The idea of tax credits is simple, they are just negative income tax, which gives tax that other people have paid to people who the government think need more money. It is what the left call “progressive”, which means punishing people who strive, work hard and succeed whilst rewarding those who shirk and thus fail.
Working tax credits were introduced by Gordon Brown in April 2003. Basically they were a socialist plot to make as many people as possible dependent on the state, so that they would become guaranteed Labour voters. Obviously Labour extended their scope as widely as possible.
By 2014 Working Tax Credit (WTC) and Child Tax Credit (CTC) combined cost an incredible £30 billion per year with about 7 million people entitled. Obviously a ridiculous and immense distortion of the benefits system. And this huge taxpayer funded bribe ultimately failed in its intended purpose of returning Labour governments.
The system is widely open to fraud and abuse. Nobody really knows how much but in 2004 the Office of National Statistics estimated that of the £13.5bn paid out in tax credits £1.9bn consisted of overpayments. Here is a case of one person fiddling £55,000, another who fiddled £30,000, but most fiddling will go undetected, the government just doesn’t have the resources to police it.

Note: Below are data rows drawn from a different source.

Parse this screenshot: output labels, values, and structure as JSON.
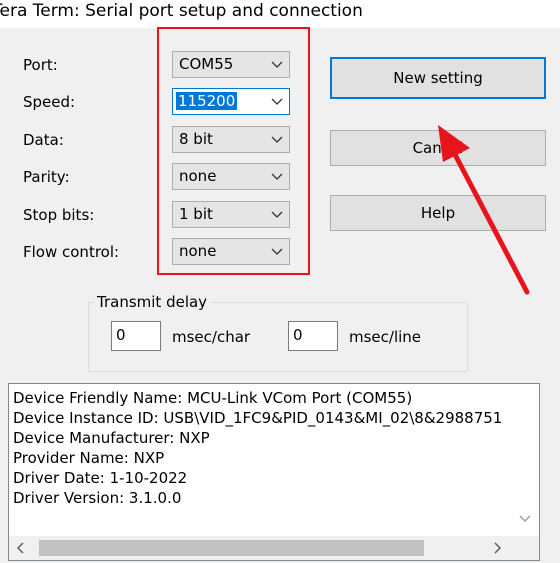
{
  "window": {
    "title": "Tera Term: Serial port setup and connection"
  },
  "fields": [
    {
      "label": "Port:",
      "value": "COM55"
    },
    {
      "label": "Speed:",
      "value": "115200"
    },
    {
      "label": "Data:",
      "value": "8 bit"
    },
    {
      "label": "Parity:",
      "value": "none"
    },
    {
      "label": "Stop bits:",
      "value": "1 bit"
    },
    {
      "label": "Flow control:",
      "value": "none"
    }
  ],
  "buttons": {
    "new_setting": "New setting",
    "cancel": "Cancel",
    "help": "Help"
  },
  "transmit_delay": {
    "title": "Transmit delay",
    "char_value": "0",
    "char_unit": "msec/char",
    "line_value": "0",
    "line_unit": "msec/line"
  },
  "device_info": [
    "Device Friendly Name: MCU-Link VCom Port (COM55)",
    "Device Instance ID: USB\\VID_1FC9&PID_0143&MI_02\\8&2988751",
    "Device Manufacturer: NXP",
    "Provider Name: NXP",
    "Driver Date: 1-10-2022",
    "Driver Version: 3.1.0.0"
  ],
  "colors": {
    "highlight": "#e8141d",
    "accent": "#0078d7"
  }
}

The problem with socialists is that they come up with ideas which implement their unworkable dogma but don’t think them through. So it is with the tax credit system. It has two very wide ranging flaws that massively damage the British economy.
The first is that the whole system is means tested, so a person can get punished very severely if they earn more than a certain amount. It just isn’t worth doing more work. So we have millions of people refusing to do any more work or, in some cases, refusing to take a pay rise! They don’t want to lose their handouts of money that other people have worked for.
The second flaw is that encourages employers to pay people badly, knowing that the tax credit system will make up the difference to what they should be paid. In other words the companies that do this are receiving a huge invisible subsidy. Hard working taxpayers are financing companies to reduce their cost of employment.
The big problem with the whole tax credit edifice is that it is incredibly difficult to undo. Take the credits away and genuine hardship will result. So George Osborne is taking a two pronged approach.
The first is to force employers to pay their staff properly and not to expect other taxpayers to pay them. He has done this with the living wage. The current minimum wage of £6.50 an hour goes up to £9 an hour by 2020.
The second prong is to reduce income taxes on the low paid by increasing personal allowances. Currently £10,600 is the amount of income you don’t have to pay tax on. This goes to £12,500 by 2020. Both of these changes are being tapered in, so people can adapt to them.
Nine out of 10 families qualified for the state top-ups introduced by Gordon Brown. This has fallen to 6 in 10 since 2010 and will now drop to 5 in 10. Osborne’s measures reduce the £30bn annual bill for tax credits by £9bn, so they are just a start. There is far more cutting to come.
Tax experts and economists have run up the figures for a number of different individuals, some win a bit, some lose a bit. But these “experts” have not thought through the real world effect. Now it will pay to work, being a striver will be rewarded where before it was punished. So people will apply themselves to making a better life for themselves and their families, something that was just not worth doing before. George Osborne’s reforms will set people free. We are headed for a low tax, low benefits economy in which everyone wins.